Bindweed Bent-wing Bedellia somnulentella, Porthgwarra, 25th October

Sunday, 15 November 2015

Feathered Ranunculus

We headed down to Cornwall for a week on 18th October but had been unable to stay at our usual cottage in Porthgwarra as others had booked it.  We ended up at Trevilley Farmhouse, in Trevilley, just south of Lands End.  We arrived as it was pretty much dark and my first job was to work out where to put the moth trap.  There wasn't a lot of choice really - the garden was small and enclosed but with one small sycamore and some other bushes inside.  In front of the house was open fields, behind it was a farm building and to the side were a few small trees.  Not ideal for mothing as it turned out, but with the trap on the grass in the middle of the garden I hoped it would draw in a few moths from the few neighbouring trees and other vegetation, and perhaps even a few migrants.

Well, no migrants on the first night, but some moths I don't see at home: 8 Feathered Ranunculus and an Autumnal Rustic (both species I usually record at Porthgwarra though).

Feathered Ranunculus, Trevilley, 18th October

Autumnal Rustic, Trevilley, 18th October

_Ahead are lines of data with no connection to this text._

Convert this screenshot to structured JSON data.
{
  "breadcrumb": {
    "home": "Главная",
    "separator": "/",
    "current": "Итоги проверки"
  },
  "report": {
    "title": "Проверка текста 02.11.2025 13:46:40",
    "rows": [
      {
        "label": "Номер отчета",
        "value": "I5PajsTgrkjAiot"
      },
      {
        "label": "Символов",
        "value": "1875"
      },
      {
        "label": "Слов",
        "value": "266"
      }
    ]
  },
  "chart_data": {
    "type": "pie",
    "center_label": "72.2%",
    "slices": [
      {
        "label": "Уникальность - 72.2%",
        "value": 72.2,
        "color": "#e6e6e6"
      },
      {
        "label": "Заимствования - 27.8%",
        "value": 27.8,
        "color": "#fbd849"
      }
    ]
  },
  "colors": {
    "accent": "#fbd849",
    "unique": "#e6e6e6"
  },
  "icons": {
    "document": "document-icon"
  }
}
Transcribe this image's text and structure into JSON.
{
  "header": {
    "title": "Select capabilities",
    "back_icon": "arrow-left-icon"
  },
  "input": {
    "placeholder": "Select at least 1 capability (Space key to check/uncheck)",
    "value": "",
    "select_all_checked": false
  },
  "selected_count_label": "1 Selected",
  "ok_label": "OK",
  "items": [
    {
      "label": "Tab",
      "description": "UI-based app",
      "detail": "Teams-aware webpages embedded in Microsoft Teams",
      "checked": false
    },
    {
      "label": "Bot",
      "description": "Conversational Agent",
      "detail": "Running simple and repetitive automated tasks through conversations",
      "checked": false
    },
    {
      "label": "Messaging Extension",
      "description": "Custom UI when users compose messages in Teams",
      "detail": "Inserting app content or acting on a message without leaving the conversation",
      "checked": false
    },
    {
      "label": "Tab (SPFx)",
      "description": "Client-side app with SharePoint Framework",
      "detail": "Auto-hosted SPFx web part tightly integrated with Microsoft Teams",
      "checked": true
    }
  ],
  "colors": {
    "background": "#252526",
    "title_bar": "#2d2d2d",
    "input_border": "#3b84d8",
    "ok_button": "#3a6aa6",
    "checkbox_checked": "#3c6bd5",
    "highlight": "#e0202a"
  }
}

In some ways the most interesting record was 11 Red-line Quakers.  Most - all I think - were very different from any Red-line Quaker I've seen at home, dark and reddish.  It seems that they belong to the form rufa, apparently commonest in the north and west.

Red-line Quaker (f. rufa), Trevilley, 18th October

Other moths in the trap that night were Little Dwarf Elachista canapennella, 4 Light Brown Apple Moths Epiphyas postvittana, 3 Narrow-winged Greys Eudonia angustea, 2 Common Marbled Carpets, Brimstone Moth, Yellow-tail, 2 Large Yellow Underwings, Small Square-spot, 3 Setaceous Hebrew Characters, 4 Square-spot Rustics, Black Rustic, Green-brindled Crescent, 7 Beaded Chestnuts, 39 Lunar Underwings, Large Wainscot and Snout.

Unbeknown to me the couple staying at the cottage we normally hire were also birders and moth-ers and they managed much better... a Radford's Flame Shoulder!  Precisely what I was hoping for.  Ah well.

The following night my quest for migrants was, well, not exactly satisfied, but there was a single Dark Sword-grass.

Dark Sword-grass, Trevilley, 19th October

Otherwise it was mostly the same sort of stuff as the night before: White-shouldered House Moth Endrosis sarcitrella, Light Brown Apple Moth Epiphyas postvittana, 4 Narrow-winged Greys Eudonia angustea, 3 Large Yellow Underwings, Autumnal Rustic, 6 Setaceous Hebrew Characters, 2 Green-brindled Crescents, 11 Feathered Ranunculus, 8 Red-line Quakers, 10 Beaded Chestnuts, 43 Lunar Underwings, Angle Shades and Burnished Brass.

Feathered Ranunculus, Trevilley, 19th October

Angle Shades, Trevilley, 19th October